We agreed that we could not let this historic moment pass us by, and that we too could spark a peaceful revolution to demand an end to a despotic regime.
After a week of protests I was detained by the security forces in the middle of the night. The pressure on the government was intense, and I was released after 36 hours in a women’s prison, where I was kept in chains.
After my release I continued to demonstrate .
Around the country, tents sprang up for vigils, copying Cairo’s Tahrir Square. Hundreds of thousands poured into these “squares of liberation and change”. With the inclusion of all sections of society, the revolution had outgrown the student movement.
In five years my country has witnessed six wars, but now the people’s guns are silent; they have chosen peaceful change. Despite the fact that hundreds of protesters have been killed by the regime, not one police officer or security agent has been killed by the masses.

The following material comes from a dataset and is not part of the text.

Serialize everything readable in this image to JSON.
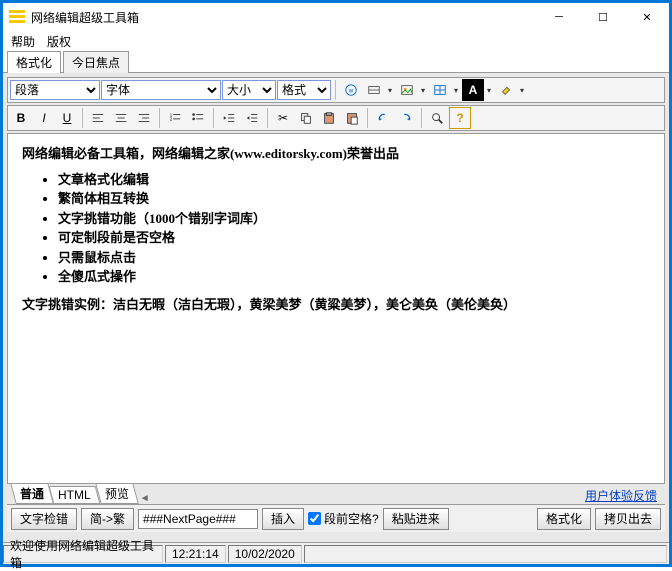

When snipers killed more than 50 protesters and wounded 1,000 on the Friday of Dignity, it was the young who arrested the culprits; not one was attacked or injured, despite the anger and the blood that had flowed in the streets.
For the first time people in the south stopped calling for separation, raised the national flag and demanded an end to the regime. It’s been truly historic. The country is united in its aim to rid itself of the regime through public vigils and rallies, civil disobedience and slogans instead of tear gas and bullets.
This is a regime that carried out 33 years of rule through blood and corruption.
We cannot let the bogeyman of al-Qaida and extremism be used to stall historic change in our country; Saleh invokes this threat in an attempt to cling to power, as if he is the only one capable of bringing stability and tackling terrorism. It would be foolish to believe his lies. .
If the US and Europe genuinely support the people, as they say, they must not betray our peaceful revolution. It is the expression of the democratic will of the overwhelming majority of the people of Yemen.
Tawakkol Karman: This 32-year-old mother of three is an unlikely activist. But as the chair of Women Journalists Without Chains she has been protesting at Sana’a University, in the nation’s capital, every Tuesday since 2007. Her aim: to pressure Yemen’s President of 32 years, Ali Abdullah Saleh, to step down. Though she’s been arrested several times, she remains an advocate for peaceful change.(TIME magazine)
(excerpts from the article published, April 9, in the Guardian)